**Directions for this task**: Look for "name" in each line of the entries, and return the matching lines.
Information: Begin
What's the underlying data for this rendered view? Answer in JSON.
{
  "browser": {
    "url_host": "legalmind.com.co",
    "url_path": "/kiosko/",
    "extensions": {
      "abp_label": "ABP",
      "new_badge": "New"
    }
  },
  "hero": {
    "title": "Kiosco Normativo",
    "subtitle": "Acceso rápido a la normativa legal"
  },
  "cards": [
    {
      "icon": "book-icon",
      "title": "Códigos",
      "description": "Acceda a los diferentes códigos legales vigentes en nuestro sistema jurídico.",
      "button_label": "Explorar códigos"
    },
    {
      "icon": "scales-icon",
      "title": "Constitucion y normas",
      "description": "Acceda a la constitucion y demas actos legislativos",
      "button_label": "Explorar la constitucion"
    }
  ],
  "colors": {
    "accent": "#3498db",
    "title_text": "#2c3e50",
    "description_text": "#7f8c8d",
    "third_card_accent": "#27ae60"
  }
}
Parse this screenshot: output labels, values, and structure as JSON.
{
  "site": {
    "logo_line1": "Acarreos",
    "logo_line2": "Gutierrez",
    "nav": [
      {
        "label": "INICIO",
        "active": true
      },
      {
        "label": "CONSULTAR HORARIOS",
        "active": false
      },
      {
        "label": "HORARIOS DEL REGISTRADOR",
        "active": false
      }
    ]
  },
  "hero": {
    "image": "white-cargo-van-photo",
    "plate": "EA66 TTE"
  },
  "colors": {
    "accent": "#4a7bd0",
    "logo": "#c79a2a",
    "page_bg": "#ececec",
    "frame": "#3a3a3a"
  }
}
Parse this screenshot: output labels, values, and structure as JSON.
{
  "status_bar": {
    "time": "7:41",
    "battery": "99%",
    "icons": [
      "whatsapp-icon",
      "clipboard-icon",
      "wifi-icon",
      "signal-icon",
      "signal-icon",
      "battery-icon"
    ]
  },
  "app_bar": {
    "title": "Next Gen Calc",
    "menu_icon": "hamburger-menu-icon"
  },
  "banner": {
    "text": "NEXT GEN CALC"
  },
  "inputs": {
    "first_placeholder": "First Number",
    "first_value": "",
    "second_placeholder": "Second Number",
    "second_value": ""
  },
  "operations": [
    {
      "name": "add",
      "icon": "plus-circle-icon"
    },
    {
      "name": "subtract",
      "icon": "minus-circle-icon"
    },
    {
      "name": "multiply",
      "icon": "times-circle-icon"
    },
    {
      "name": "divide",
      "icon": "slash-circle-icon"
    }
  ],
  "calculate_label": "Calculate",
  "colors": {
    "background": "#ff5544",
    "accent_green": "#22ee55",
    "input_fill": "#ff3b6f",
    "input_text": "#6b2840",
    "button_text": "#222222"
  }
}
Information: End
**Solution to this problem**:
      "name": "add",
      "name": "subtract",
      "name": "multiply",
      "name": "divide",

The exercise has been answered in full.